One stands to be corrected in stating that the return of the progressive era is one of the major achievements of the first 100 days of Buhari’s regime. For the progressive era has been on the retreat, if not in a state of decline in the last three decades in Nigeria. Indeed the decline of the progressive era started with the exit of President Buhari from government in 1985.

We must recall that the decline of the progressive era emanated from the pursuit of a nebulous economic policy which proclaims that government has no business in business. This policy more than any other factor led to the collapse of the textile and other light industries in Nigeria, hence the attendant gross unemployment and despondency in the land.

Ironically, what they dubbed business is the critical social and physical infrastructure which history at all times have adjudged the bedrock of development. The commitment of leaders like Abraham Lincoln, Hubert Hoover, Theodore Roosevelt and others in investing state resources is the outcome of the modernisation of American Infrastructure.

Paradoxically also was that the advanced countries of Western Europe and North America people often refer to where the state has almost abandoned direct intervention in or the ownership of enterprises have in place social safety nets for their citizenry. To rationalise why the Nigerian state should back off investing in our infrastructure, they will tell you how Margaret Thatcher privatised the British Rail, but they will not tell you that the British rail system had existed for over hundred years under state ownership before the privatisation.

When we returned to democracy in 1999, many Nigerians thought that the Peoples Democratic Party (PDP) led federal government would reverse the trend of the nebulous economic policy, which some call the Washington Consensus or the International Monetary Fund (IMF) simulated programme, but they did not.

Rather, what the PDP did, quoting Mr. President Chatham speech once again, was that they, “created two economies in one country, a sorry tale of two nations: one economy for a few who have so much in their tiny island of prosperity; and the other economy for the many who have so little in their vast ocean of misery.’

As Professor Sam Aluko of blessed memory noted, “The Nigerian economy is moreover not yet a modernised or capitalist economy, even though the ongoing reform programmes try to run a capitalist economy without capital.”

My understanding of the progressive era being constructed is anchored on President Buhari’s belief that corruption will kill Nigeria if we do not kill corruption. The task is to eradicate poverty, provide employment and mitigate the growing inequality, as articulated in his road map to our collective development. He also believes that not all Nigerians are thieves and that with collective efforts more will be achieved.
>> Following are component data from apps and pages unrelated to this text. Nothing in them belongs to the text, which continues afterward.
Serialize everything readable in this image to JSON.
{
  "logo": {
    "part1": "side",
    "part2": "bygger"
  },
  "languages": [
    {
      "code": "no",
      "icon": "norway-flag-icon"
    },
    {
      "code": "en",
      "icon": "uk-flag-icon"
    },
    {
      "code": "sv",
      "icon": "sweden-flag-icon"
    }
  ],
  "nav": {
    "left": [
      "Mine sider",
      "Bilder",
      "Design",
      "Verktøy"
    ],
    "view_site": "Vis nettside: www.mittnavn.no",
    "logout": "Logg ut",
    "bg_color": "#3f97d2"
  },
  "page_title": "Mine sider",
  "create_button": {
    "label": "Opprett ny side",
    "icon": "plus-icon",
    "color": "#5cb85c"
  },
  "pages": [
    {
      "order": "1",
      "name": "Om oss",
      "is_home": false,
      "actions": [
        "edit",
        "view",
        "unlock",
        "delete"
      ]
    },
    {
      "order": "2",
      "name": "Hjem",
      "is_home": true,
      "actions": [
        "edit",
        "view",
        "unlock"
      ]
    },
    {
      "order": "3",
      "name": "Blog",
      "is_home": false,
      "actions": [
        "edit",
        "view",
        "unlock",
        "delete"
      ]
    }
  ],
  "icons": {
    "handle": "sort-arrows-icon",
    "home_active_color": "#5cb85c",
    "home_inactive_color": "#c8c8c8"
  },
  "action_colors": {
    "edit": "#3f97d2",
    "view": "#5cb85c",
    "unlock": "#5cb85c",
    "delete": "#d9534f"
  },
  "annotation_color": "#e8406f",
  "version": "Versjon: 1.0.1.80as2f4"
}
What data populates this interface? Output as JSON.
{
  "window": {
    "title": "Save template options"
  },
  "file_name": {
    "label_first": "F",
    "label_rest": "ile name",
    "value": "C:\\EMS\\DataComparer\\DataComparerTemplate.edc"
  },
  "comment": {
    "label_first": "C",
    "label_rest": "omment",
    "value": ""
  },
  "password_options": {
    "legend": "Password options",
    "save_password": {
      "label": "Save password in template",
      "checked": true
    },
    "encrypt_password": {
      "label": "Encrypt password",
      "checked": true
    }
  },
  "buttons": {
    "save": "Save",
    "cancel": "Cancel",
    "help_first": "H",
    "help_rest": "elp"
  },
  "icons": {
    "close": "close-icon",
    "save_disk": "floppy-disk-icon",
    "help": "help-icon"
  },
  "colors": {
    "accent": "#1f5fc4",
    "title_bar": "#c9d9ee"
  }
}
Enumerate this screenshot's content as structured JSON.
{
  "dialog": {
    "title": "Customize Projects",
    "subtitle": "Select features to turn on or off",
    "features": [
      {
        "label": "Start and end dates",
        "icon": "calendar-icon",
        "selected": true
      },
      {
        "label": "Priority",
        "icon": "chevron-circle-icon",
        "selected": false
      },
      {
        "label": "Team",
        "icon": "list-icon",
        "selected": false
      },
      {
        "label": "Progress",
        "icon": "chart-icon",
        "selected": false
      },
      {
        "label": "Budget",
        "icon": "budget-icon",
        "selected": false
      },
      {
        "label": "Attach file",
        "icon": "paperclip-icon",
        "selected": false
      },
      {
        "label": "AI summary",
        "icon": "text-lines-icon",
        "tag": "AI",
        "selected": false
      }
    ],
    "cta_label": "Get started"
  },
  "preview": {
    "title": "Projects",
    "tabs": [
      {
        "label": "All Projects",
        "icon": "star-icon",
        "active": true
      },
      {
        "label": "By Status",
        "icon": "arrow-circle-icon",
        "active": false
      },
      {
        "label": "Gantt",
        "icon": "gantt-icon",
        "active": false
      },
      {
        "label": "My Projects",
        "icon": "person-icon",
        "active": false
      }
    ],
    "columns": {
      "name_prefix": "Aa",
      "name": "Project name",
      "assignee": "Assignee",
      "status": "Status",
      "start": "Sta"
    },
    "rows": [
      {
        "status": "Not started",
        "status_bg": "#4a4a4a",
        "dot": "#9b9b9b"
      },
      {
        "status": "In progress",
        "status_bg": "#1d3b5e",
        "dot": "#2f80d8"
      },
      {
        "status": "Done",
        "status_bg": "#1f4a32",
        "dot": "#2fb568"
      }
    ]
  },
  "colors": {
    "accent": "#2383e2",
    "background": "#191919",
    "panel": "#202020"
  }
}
The progressive era is more or less located in the mixed economy spectrum, as the input of the private sector is still highly courted by Mr. President. The society is the greatest beneficiary, where the state and the private sector work in harmony.

Alternatively the society like ours is in peril, where the state is in recess and has abandoned its primary responsibilities; because we cannot build a capitalist state without an industrial society nor an industrial society without critical social and physical infrastructure.

The journey has begun, the Treasury Single Account (TSA), the Professor Itse Sagay anti-graft committee and the relocation of the military command headquarters to Maiduguri are all aimed at building the blocks for a progressive Nigeria.

For those who tag the ongoing war against corruption as selective, one counsels that they should rest assured that sooner or later, there will be no boundaries. The president wants to restore faith in the anti-graft agencies; for a cursory study of principle of dialects will convince any one that the thesis will lead to a synthesis and nowhere for thieves to hide.

In sum, Mr. President has demonstrated his commitment to fight insurgency and corruption and has designed the economic road map for the greatest number of Nigerians to participate in the socio-economic activities without hitch or hindrance. This is the foundation for a progressive Nigeria and a road-map to a win-win-scenario.

Osita Okechukwu is a member of the All Progressives Congress (APC).